▶ _WHAT IS NEEDED_
Copy the data below exactly, omitting any picture it contains.

▶ _TASK DATA_
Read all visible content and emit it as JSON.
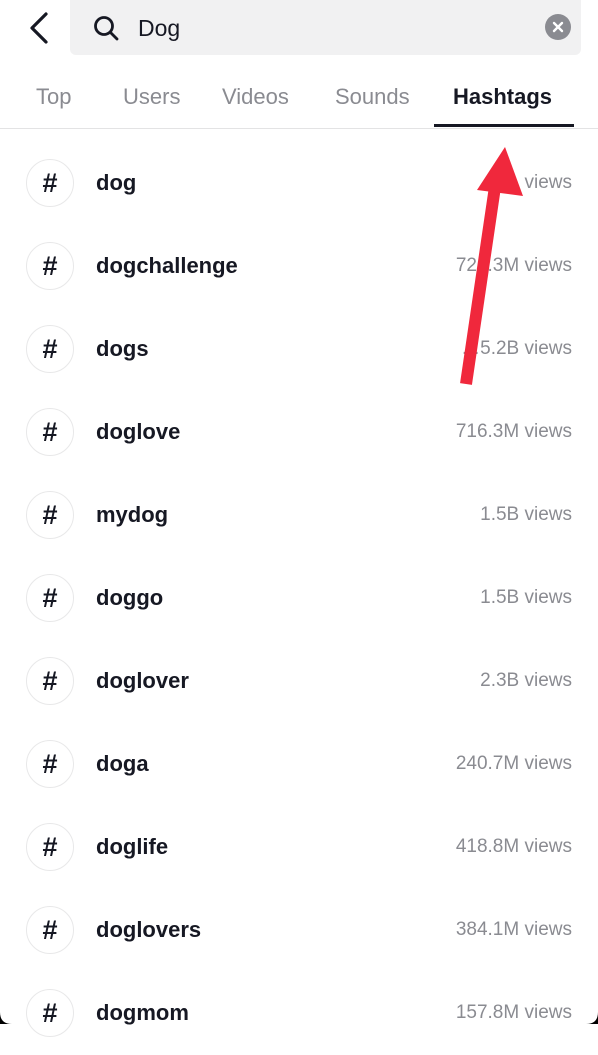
{
  "header": {
    "back_icon": "chevron-left-icon",
    "search": {
      "icon": "search-icon",
      "value": "Dog",
      "clear_icon": "clear-icon"
    }
  },
  "tabs": [
    {
      "label": "Top",
      "active": false
    },
    {
      "label": "Users",
      "active": false
    },
    {
      "label": "Videos",
      "active": false
    },
    {
      "label": "Sounds",
      "active": false
    },
    {
      "label": "Hashtags",
      "active": true
    }
  ],
  "hashtags": [
    {
      "name": "dog",
      "views": "1… views"
    },
    {
      "name": "dogchallenge",
      "views": "724.3M views"
    },
    {
      "name": "dogs",
      "views": "…5.2B views"
    },
    {
      "name": "doglove",
      "views": "716.3M views"
    },
    {
      "name": "mydog",
      "views": "1.5B views"
    },
    {
      "name": "doggo",
      "views": "1.5B views"
    },
    {
      "name": "doglover",
      "views": "2.3B views"
    },
    {
      "name": "doga",
      "views": "240.7M views"
    },
    {
      "name": "doglife",
      "views": "418.8M views"
    },
    {
      "name": "doglovers",
      "views": "384.1M views"
    },
    {
      "name": "dogmom",
      "views": "157.8M views"
    }
  ],
  "hash_symbol": "#",
  "annotation": {
    "type": "arrow",
    "color": "#f0283c",
    "points_to": "tab-hashtags"
  },
  "colors": {
    "text_primary": "#161823",
    "text_secondary": "#8a8b91",
    "search_bg": "#f1f1f2",
    "accent_arrow": "#f0283c"
  }
}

▶ _ANSWER TO THIS PROBLEM_
Read all visible content and emit it as JSON.
{
  "header": {
    "back_icon": "chevron-left-icon",
    "search": {
      "icon": "search-icon",
      "value": "Dog",
      "clear_icon": "clear-icon"
    }
  },
  "tabs": [
    {
      "label": "Top",
      "active": false
    },
    {
      "label": "Users",
      "active": false
    },
    {
      "label": "Videos",
      "active": false
    },
    {
      "label": "Sounds",
      "active": false
    },
    {
      "label": "Hashtags",
      "active": true
    }
  ],
  "hashtags": [
    {
      "name": "dog",
      "views": "1… views"
    },
    {
      "name": "dogchallenge",
      "views": "724.3M views"
    },
    {
      "name": "dogs",
      "views": "…5.2B views"
    },
    {
      "name": "doglove",
      "views": "716.3M views"
    },
    {
      "name": "mydog",
      "views": "1.5B views"
    },
    {
      "name": "doggo",
      "views": "1.5B views"
    },
    {
      "name": "doglover",
      "views": "2.3B views"
    },
    {
      "name": "doga",
      "views": "240.7M views"
    },
    {
      "name": "doglife",
      "views": "418.8M views"
    },
    {
      "name": "doglovers",
      "views": "384.1M views"
    },
    {
      "name": "dogmom",
      "views": "157.8M views"
    }
  ],
  "hash_symbol": "#",
  "annotation": {
    "type": "arrow",
    "color": "#f0283c",
    "points_to": "tab-hashtags"
  },
  "colors": {
    "text_primary": "#161823",
    "text_secondary": "#8a8b91",
    "search_bg": "#f1f1f2",
    "accent_arrow": "#f0283c"
  }
}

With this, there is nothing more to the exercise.